_What you should do_:
Look for "name" in each line of the records, and copy the lines that have it.

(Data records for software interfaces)
+++++
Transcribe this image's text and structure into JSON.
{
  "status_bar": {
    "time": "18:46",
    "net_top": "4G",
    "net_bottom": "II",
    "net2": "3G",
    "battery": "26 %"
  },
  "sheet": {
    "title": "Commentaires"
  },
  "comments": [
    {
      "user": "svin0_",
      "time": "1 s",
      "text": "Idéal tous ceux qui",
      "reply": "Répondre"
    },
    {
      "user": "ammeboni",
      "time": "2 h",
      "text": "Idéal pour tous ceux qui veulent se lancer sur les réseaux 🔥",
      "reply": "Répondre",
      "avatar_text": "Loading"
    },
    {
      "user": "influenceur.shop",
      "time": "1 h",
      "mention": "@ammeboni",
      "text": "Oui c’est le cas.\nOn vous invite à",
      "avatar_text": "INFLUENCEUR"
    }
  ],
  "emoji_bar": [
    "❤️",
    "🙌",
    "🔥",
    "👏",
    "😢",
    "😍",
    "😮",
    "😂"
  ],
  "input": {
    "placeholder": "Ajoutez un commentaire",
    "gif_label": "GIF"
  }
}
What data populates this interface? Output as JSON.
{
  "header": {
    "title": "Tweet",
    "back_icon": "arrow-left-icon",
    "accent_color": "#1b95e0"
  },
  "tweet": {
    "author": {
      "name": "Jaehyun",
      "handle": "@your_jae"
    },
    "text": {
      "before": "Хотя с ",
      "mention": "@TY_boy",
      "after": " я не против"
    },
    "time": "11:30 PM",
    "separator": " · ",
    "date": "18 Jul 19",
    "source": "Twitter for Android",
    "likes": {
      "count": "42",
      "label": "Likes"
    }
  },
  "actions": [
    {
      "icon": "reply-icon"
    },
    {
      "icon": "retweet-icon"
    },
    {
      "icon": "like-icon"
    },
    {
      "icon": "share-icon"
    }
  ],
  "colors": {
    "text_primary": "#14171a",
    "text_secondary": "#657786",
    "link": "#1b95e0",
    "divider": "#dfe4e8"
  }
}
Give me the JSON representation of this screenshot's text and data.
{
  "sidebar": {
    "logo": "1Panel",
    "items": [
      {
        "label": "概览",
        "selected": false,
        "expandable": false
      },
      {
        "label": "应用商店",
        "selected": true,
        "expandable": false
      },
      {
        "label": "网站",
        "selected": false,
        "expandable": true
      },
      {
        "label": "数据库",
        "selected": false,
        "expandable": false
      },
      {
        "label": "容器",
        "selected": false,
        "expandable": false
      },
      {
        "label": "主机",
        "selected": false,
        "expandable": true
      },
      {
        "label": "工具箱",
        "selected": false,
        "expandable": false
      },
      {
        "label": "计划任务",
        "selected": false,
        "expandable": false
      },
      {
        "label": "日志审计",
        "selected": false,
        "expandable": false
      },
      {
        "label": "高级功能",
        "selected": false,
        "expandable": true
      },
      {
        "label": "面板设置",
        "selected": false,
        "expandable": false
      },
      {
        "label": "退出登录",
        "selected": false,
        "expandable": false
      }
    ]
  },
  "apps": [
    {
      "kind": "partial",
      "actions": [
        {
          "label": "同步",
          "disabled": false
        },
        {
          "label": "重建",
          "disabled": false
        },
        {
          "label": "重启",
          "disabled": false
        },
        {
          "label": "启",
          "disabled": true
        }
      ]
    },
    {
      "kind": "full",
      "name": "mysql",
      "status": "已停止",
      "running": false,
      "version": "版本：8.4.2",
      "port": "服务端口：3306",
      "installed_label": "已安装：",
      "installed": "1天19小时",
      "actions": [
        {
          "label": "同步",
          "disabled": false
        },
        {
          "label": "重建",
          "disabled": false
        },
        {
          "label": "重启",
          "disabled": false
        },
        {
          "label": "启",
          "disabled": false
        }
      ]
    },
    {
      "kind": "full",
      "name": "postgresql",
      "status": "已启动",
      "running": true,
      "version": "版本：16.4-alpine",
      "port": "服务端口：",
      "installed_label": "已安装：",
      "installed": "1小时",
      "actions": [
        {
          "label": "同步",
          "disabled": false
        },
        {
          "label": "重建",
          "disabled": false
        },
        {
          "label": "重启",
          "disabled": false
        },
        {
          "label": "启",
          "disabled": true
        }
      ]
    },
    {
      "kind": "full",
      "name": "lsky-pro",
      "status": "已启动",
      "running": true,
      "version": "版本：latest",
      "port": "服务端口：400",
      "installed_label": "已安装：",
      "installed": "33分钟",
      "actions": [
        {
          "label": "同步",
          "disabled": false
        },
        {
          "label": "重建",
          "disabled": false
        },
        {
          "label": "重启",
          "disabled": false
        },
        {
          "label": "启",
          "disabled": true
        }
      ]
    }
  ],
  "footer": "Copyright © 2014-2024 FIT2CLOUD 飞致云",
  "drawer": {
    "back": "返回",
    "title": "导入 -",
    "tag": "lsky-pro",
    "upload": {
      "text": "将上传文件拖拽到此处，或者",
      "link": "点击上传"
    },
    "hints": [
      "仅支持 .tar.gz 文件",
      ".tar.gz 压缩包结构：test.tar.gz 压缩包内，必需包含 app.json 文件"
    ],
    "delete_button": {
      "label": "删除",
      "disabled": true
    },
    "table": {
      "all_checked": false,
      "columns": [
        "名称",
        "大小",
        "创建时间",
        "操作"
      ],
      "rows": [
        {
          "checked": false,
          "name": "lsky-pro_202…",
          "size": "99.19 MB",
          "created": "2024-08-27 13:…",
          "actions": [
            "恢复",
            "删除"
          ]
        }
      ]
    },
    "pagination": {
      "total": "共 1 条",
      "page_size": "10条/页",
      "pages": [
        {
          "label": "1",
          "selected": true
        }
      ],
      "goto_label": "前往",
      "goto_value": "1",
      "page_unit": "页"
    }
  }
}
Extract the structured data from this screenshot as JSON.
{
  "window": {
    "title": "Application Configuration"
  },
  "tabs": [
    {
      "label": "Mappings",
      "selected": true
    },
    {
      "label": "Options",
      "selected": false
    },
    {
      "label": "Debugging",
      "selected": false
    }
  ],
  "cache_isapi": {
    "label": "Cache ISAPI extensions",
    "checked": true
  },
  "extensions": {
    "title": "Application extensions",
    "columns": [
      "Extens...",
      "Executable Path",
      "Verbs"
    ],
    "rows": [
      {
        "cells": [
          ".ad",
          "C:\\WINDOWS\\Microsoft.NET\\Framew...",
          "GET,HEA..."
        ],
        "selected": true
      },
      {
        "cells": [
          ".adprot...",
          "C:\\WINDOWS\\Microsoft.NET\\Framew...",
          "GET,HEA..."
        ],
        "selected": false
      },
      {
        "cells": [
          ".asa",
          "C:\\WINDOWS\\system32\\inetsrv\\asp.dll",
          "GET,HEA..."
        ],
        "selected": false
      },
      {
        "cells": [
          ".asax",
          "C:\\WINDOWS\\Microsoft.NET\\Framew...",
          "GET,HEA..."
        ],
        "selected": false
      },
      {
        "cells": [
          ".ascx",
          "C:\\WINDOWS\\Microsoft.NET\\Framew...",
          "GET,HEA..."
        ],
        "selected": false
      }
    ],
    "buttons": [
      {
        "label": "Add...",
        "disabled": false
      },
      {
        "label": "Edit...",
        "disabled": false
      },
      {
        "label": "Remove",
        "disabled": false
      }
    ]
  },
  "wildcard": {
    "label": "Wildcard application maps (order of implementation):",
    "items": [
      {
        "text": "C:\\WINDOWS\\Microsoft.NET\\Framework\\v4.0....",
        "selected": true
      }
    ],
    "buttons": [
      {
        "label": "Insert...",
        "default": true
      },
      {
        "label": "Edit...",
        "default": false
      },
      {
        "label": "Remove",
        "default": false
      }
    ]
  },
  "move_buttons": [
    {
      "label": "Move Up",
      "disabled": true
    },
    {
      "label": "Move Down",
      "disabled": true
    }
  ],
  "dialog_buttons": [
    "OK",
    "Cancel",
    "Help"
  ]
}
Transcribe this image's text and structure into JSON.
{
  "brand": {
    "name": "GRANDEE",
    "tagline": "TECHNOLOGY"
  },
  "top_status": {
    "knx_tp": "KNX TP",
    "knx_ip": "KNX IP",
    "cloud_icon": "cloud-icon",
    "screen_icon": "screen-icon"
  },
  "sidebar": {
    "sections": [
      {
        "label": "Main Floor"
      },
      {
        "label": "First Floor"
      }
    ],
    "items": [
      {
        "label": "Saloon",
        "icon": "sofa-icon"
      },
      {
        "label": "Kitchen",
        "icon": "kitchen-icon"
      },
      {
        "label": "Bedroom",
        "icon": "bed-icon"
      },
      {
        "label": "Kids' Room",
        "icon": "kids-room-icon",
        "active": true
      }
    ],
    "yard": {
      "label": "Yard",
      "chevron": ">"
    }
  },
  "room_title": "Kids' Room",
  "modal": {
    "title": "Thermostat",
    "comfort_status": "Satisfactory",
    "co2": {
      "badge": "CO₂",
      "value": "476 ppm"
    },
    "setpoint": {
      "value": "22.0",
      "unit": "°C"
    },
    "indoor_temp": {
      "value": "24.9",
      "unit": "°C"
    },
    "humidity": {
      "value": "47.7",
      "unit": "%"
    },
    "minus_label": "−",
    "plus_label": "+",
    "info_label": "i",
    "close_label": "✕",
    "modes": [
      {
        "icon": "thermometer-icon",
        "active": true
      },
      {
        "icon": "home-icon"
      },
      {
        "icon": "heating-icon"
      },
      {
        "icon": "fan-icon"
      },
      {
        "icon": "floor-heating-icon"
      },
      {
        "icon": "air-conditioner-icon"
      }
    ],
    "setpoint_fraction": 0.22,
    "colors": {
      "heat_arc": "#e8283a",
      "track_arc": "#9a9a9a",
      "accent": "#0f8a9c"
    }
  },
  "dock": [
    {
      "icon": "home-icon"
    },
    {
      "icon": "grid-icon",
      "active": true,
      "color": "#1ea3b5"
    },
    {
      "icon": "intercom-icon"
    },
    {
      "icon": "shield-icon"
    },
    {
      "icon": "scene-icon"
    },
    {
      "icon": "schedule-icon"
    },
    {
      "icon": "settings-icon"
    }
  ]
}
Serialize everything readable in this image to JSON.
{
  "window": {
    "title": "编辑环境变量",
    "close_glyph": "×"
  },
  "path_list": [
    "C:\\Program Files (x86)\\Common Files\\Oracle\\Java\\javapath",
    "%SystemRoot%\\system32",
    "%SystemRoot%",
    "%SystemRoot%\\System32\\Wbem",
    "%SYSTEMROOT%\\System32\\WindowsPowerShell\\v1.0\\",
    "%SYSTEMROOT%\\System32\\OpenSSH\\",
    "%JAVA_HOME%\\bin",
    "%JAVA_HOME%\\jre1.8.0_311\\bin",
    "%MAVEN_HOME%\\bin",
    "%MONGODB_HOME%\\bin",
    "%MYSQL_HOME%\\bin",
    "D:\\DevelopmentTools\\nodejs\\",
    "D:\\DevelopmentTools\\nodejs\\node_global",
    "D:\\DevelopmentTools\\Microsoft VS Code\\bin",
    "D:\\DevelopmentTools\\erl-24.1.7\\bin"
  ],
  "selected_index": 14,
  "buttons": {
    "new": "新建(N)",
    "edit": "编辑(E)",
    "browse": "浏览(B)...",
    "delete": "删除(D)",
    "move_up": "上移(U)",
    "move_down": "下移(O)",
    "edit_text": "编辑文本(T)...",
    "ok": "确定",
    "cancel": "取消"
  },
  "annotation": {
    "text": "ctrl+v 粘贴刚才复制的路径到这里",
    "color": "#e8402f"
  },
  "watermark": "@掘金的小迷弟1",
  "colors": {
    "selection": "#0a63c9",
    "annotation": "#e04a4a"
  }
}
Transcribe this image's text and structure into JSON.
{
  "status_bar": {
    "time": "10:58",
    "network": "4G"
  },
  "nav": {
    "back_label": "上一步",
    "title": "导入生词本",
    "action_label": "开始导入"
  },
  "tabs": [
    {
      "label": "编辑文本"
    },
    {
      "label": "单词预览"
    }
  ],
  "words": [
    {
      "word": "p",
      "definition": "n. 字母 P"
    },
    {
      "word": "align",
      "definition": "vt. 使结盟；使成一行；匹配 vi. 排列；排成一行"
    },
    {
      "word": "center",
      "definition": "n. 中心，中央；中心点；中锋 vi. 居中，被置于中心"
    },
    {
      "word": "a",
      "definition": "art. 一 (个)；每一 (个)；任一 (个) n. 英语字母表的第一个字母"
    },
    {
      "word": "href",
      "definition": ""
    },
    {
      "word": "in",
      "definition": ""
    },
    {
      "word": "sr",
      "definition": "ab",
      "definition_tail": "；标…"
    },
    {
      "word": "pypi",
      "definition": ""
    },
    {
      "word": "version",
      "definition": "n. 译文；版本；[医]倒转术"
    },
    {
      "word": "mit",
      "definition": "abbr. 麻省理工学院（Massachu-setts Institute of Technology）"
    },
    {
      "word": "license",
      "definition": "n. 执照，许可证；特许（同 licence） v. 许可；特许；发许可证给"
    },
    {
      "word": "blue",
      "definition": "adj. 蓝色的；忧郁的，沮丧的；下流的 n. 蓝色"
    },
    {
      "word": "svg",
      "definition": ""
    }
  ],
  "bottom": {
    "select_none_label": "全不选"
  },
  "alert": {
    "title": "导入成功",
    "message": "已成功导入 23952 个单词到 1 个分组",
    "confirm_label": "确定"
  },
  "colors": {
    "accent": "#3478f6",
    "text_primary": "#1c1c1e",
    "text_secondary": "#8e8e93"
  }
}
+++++
_Exercise response_:
      "name": "Jaehyun",
      "name": "mysql",
      "name": "postgresql",
      "name": "lsky-pro",
          "name": "lsky-pro_202…",
    "name": "GRANDEE",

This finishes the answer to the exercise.